Let us first dispose of some nonsense, possibly originating from former President Trump. According to this apocrypha, President Biden has taped to his desk the following summary of his knowledge of economics:
- Microeconomics Supply and demand for short economists
- Macroneconomics Supply and demand for French economists
- Macaronieconomics Public policy pastas prepared by professors at Padua Poly
- A consensus of economists A contradiction in terms
- A unanimity of economists An oxymoron
- An economists’ compromise The lobbyist asks for sixty-four billion, the Administration balks at seventy, the horrified House condemns as irresponsible any number over seventy-five, the aghast Senate declines to contemplate anything above eighty, so an elite entourage of eminent economists brings order out of chaos by brokering a compromise at ninety billion

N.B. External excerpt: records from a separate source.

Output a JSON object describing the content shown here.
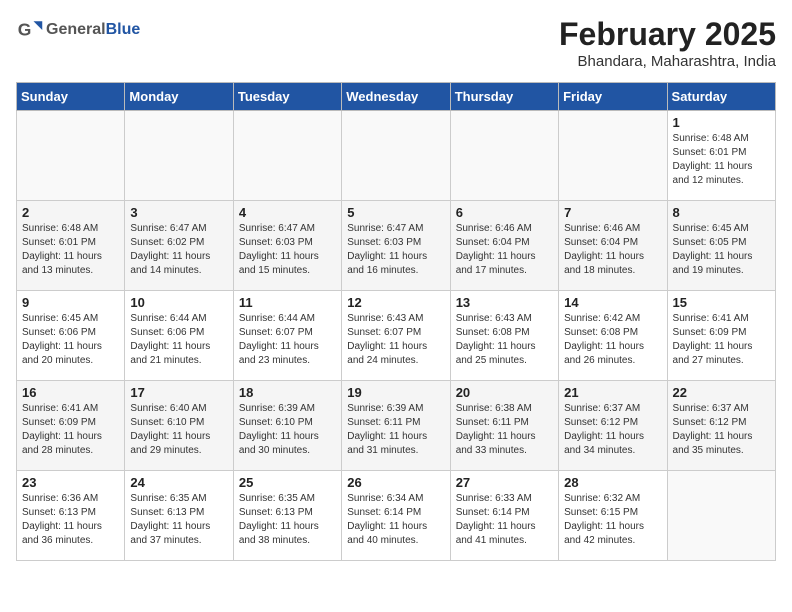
{
  "header": {
    "logo_general": "General",
    "logo_blue": "Blue",
    "month_year": "February 2025",
    "location": "Bhandara, Maharashtra, India"
  },
  "weekdays": [
    "Sunday",
    "Monday",
    "Tuesday",
    "Wednesday",
    "Thursday",
    "Friday",
    "Saturday"
  ],
  "weeks": [
    [
      {
        "day": "",
        "info": ""
      },
      {
        "day": "",
        "info": ""
      },
      {
        "day": "",
        "info": ""
      },
      {
        "day": "",
        "info": ""
      },
      {
        "day": "",
        "info": ""
      },
      {
        "day": "",
        "info": ""
      },
      {
        "day": "1",
        "info": "Sunrise: 6:48 AM\nSunset: 6:01 PM\nDaylight: 11 hours\nand 12 minutes."
      }
    ],
    [
      {
        "day": "2",
        "info": "Sunrise: 6:48 AM\nSunset: 6:01 PM\nDaylight: 11 hours\nand 13 minutes."
      },
      {
        "day": "3",
        "info": "Sunrise: 6:47 AM\nSunset: 6:02 PM\nDaylight: 11 hours\nand 14 minutes."
      },
      {
        "day": "4",
        "info": "Sunrise: 6:47 AM\nSunset: 6:03 PM\nDaylight: 11 hours\nand 15 minutes."
      },
      {
        "day": "5",
        "info": "Sunrise: 6:47 AM\nSunset: 6:03 PM\nDaylight: 11 hours\nand 16 minutes."
      },
      {
        "day": "6",
        "info": "Sunrise: 6:46 AM\nSunset: 6:04 PM\nDaylight: 11 hours\nand 17 minutes."
      },
      {
        "day": "7",
        "info": "Sunrise: 6:46 AM\nSunset: 6:04 PM\nDaylight: 11 hours\nand 18 minutes."
      },
      {
        "day": "8",
        "info": "Sunrise: 6:45 AM\nSunset: 6:05 PM\nDaylight: 11 hours\nand 19 minutes."
      }
    ],
    [
      {
        "day": "9",
        "info": "Sunrise: 6:45 AM\nSunset: 6:06 PM\nDaylight: 11 hours\nand 20 minutes."
      },
      {
        "day": "10",
        "info": "Sunrise: 6:44 AM\nSunset: 6:06 PM\nDaylight: 11 hours\nand 21 minutes."
      },
      {
        "day": "11",
        "info": "Sunrise: 6:44 AM\nSunset: 6:07 PM\nDaylight: 11 hours\nand 23 minutes."
      },
      {
        "day": "12",
        "info": "Sunrise: 6:43 AM\nSunset: 6:07 PM\nDaylight: 11 hours\nand 24 minutes."
      },
      {
        "day": "13",
        "info": "Sunrise: 6:43 AM\nSunset: 6:08 PM\nDaylight: 11 hours\nand 25 minutes."
      },
      {
        "day": "14",
        "info": "Sunrise: 6:42 AM\nSunset: 6:08 PM\nDaylight: 11 hours\nand 26 minutes."
      },
      {
        "day": "15",
        "info": "Sunrise: 6:41 AM\nSunset: 6:09 PM\nDaylight: 11 hours\nand 27 minutes."
      }
    ],
    [
      {
        "day": "16",
        "info": "Sunrise: 6:41 AM\nSunset: 6:09 PM\nDaylight: 11 hours\nand 28 minutes."
      },
      {
        "day": "17",
        "info": "Sunrise: 6:40 AM\nSunset: 6:10 PM\nDaylight: 11 hours\nand 29 minutes."
      },
      {
        "day": "18",
        "info": "Sunrise: 6:39 AM\nSunset: 6:10 PM\nDaylight: 11 hours\nand 30 minutes."
      },
      {
        "day": "19",
        "info": "Sunrise: 6:39 AM\nSunset: 6:11 PM\nDaylight: 11 hours\nand 31 minutes."
      },
      {
        "day": "20",
        "info": "Sunrise: 6:38 AM\nSunset: 6:11 PM\nDaylight: 11 hours\nand 33 minutes."
      },
      {
        "day": "21",
        "info": "Sunrise: 6:37 AM\nSunset: 6:12 PM\nDaylight: 11 hours\nand 34 minutes."
      },
      {
        "day": "22",
        "info": "Sunrise: 6:37 AM\nSunset: 6:12 PM\nDaylight: 11 hours\nand 35 minutes."
      }
    ],
    [
      {
        "day": "23",
        "info": "Sunrise: 6:36 AM\nSunset: 6:13 PM\nDaylight: 11 hours\nand 36 minutes."
      },
      {
        "day": "24",
        "info": "Sunrise: 6:35 AM\nSunset: 6:13 PM\nDaylight: 11 hours\nand 37 minutes."
      },
      {
        "day": "25",
        "info": "Sunrise: 6:35 AM\nSunset: 6:13 PM\nDaylight: 11 hours\nand 38 minutes."
      },
      {
        "day": "26",
        "info": "Sunrise: 6:34 AM\nSunset: 6:14 PM\nDaylight: 11 hours\nand 40 minutes."
      },
      {
        "day": "27",
        "info": "Sunrise: 6:33 AM\nSunset: 6:14 PM\nDaylight: 11 hours\nand 41 minutes."
      },
      {
        "day": "28",
        "info": "Sunrise: 6:32 AM\nSunset: 6:15 PM\nDaylight: 11 hours\nand 42 minutes."
      },
      {
        "day": "",
        "info": ""
      }
    ]
  ]
}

- Monetizing the public debt The Treasury sells bonds to banks which then sell them to the Fed which instructs the Bureau of Engraving and Printing to print enough dollars to pay for them, not to be confused with such obscenities as “running the printing press” or “printing money.”
- Inflation Principal product of the Fed
- Deflation The only consolation for depression and a balm that a callous cabal of central bankers commits to kill
- Central bankers Visually impaired economists, blind to bubbles
- Independence of the Fed A fiction so Congress and the Administration can claim they do not share the blame for inflation
- The Invisible Hand. A doctrine promulgated by Adam Smith in 1776, a doctrine to which politicians and economists profess fealty, which, however, they are not permitted to apply in Washington, DC. Future Hopkins’ graduates will have an invisible hand.
Have we had any one-armed economists? At least on the subject of inflation, Nobel Laureate Milton Friedman may have been one-armed. Always asserting that inflation was a monetary phenomenon, “No two ways about it,” he would have ridiculed the current search for the monopolists, big companies, Russian oligarchs or other perpetrators that were causing it. But as a one-armed economist he knew the trauma of knotting his tie and touch-typing his manuscripts.
Now back to the new Johns Hopkins program. Through its Department of Economics, Hopkins grants a PhD on completion of course work, an oral exam, a dissertation and – thanks to students in its medical school – a free amputation. Faculty members who designed this new program, perturbed by the slow growth in its enrollment, are of course divided into two schools of thought: One School has it that before launching the program there should have been surveys, double blind studies and Bayesian revision. The other School thinks delay in enrollments has occurred because the sole graduate of the program denigrates it: she says the medical students forgot she was left-handed.